No. 22 Arizona at No. 3 Oregon: Offense should rule the night in Eugene with two of college football most prolific scoring machines on full display in Autzen Stadium. The Wildcats are the No. 4 team in the nation in total offense (604.7 yards per game) and No. 12 in scoring (46.3 points) while the Ducks are only seventh in yardage (596.3) but fifth in scoring (54.0). Under first-year head coach Rich Rodriguez, the Wildcats have already scored a major upset this year, taking down Oklahoma State in week two by a 59-38 final. But that game was in Tucson. Going into Eugene, where the Quack Attack has won 26 of its last 27 games, is another matter. Look for shootout, but also look for an Oregon win … Oregon 52, Arizona 38. (10:30 p.m. ET, ESPN, DirectTV 206)
UAB at No. 16 Ohio State: The Buckeyes are a pretty good team that has looked pretty average at times. OSU has enjoyed three straight games in which it has scored 30 or more points, but it features one of college football’s rising stars in sophomore QB Braxton Miller. But the defense is simply not playing Ohio State defense. Yes, it has nine sacks and six interceptions so far, but the unit has also been gashed for several huge plays and ranks ninth in the Big Ten in total defense, surrendering an average of 392.0 yards per game. No one expects UAB to pull off the unthinkable tomorrow, but with Michigan State and the start of Big Ten play just one week away, the Buckeyes would do well to use this game as an actual tune-up rather than simply going through the motions. Playing a full four quarters would be a nice start … Ohio State 41, UAB 14. (12 noon ET, BTN, DirectTV 610)

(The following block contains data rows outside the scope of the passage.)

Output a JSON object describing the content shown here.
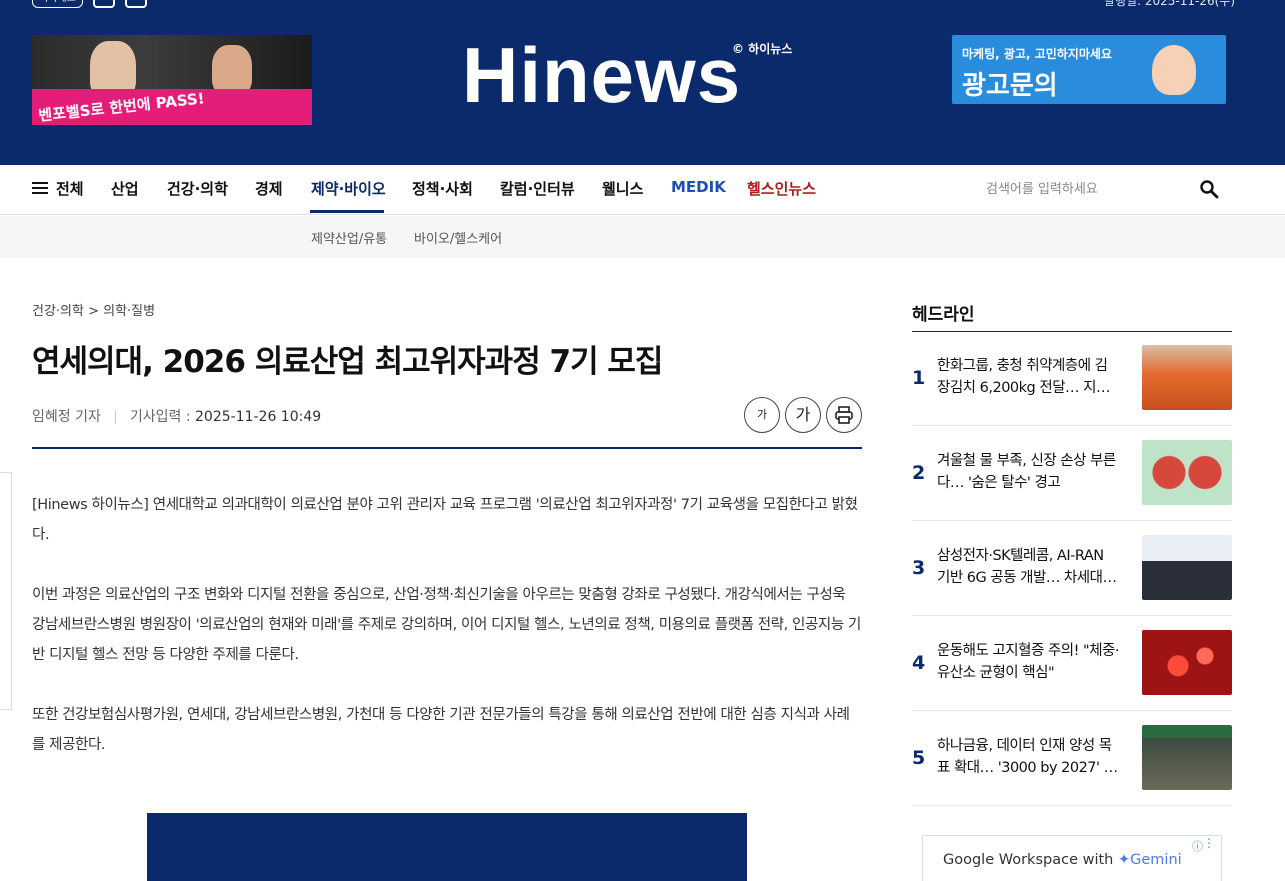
{
  "header": {
    "top_button": "기사제보",
    "date_text": "발행일: 2025-11-26(수)",
    "logo_text": "Hinews",
    "logo_sub": "© 하이뉴스",
    "ad_left_text": "벤포벨S로 한번에 PASS!",
    "ad_right_line1": "마케팅, 광고, 고민하지마세요",
    "ad_right_line2": "광고문의"
  },
  "nav": {
    "items": [
      {
        "label": "전체"
      },
      {
        "label": "산업"
      },
      {
        "label": "건강·의학"
      },
      {
        "label": "경제"
      },
      {
        "label": "제약·바이오"
      },
      {
        "label": "정책·사회"
      },
      {
        "label": "칼럼·인터뷰"
      },
      {
        "label": "웰니스"
      },
      {
        "label": "MEDIK"
      },
      {
        "label": "헬스인뉴스"
      }
    ],
    "search_placeholder": "검색어를 입력하세요",
    "sub_items": [
      "제약산업/유통",
      "바이오/헬스케어"
    ],
    "colors": {
      "medik": "#1d4fb8",
      "healthin": "#b31b1b",
      "active": "#0a2a6b"
    }
  },
  "article": {
    "breadcrumb": "건강·의학 > 의학·질병",
    "title": "연세의대, 2026 의료산업 최고위자과정 7기 모집",
    "author": "임혜정 기자",
    "date_label": "기사입력 :",
    "date": "2025-11-26 10:49",
    "font_small_label": "가",
    "font_large_label": "가",
    "paragraphs": [
      "[Hinews 하이뉴스] 연세대학교 의과대학이 의료산업 분야 고위 관리자 교육 프로그램 '의료산업 최고위자과정' 7기 교육생을 모집한다고 밝혔다.",
      "이번 과정은 의료산업의 구조 변화와 디지털 전환을 중심으로, 산업·정책·최신기술을 아우르는 맞춤형 강좌로 구성됐다. 개강식에서는 구성욱 강남세브란스병원 병원장이 '의료산업의 현재와 미래'를 주제로 강의하며, 이어 디지털 헬스, 노년의료 정책, 미용의료 플랫폼 전략, 인공지능 기반 디지털 헬스 전망 등 다양한 주제를 다룬다.",
      "또한 건강보험심사평가원, 연세대, 강남세브란스병원, 가천대 등 다양한 기관 전문가들의 특강을 통해 의료산업 전반에 대한 심층 지식과 사례를 제공한다."
    ]
  },
  "sidebar": {
    "title": "헤드라인",
    "headlines": [
      {
        "num": "1",
        "text": "한화그룹, 충청 취약계층에 김장김치 6,200kg 전달… 지…"
      },
      {
        "num": "2",
        "text": "겨울철 물 부족, 신장 손상 부른다… '숨은 탈수' 경고"
      },
      {
        "num": "3",
        "text": "삼성전자·SK텔레콤, AI-RAN 기반 6G 공동 개발… 차세대…"
      },
      {
        "num": "4",
        "text": "운동해도 고지혈증 주의! \"체중·유산소 균형이 핵심\""
      },
      {
        "num": "5",
        "text": "하나금융, 데이터 인재 양성 목표 확대… '3000 by 2027' …"
      }
    ]
  },
  "ad": {
    "text": "Google Workspace with",
    "brand": "Gemini"
  }
}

Here are the spreads for the above games: Maryland (+27) at West Virginia; Virginia at TCU (-18); UTEP at Wisconsin (-17½); South Dakota at Northwestern (N/L); LSU (-18½) at Auburn; Michigan (+6) at Notre Dame; Vanderbilt (+16) at Georgia; Kansas State (+14) at Oklahoma; Arizona (+22½) at Oregon; UAB (+37½) at Ohio State.
Enjoy the games and we’ll talk again next week.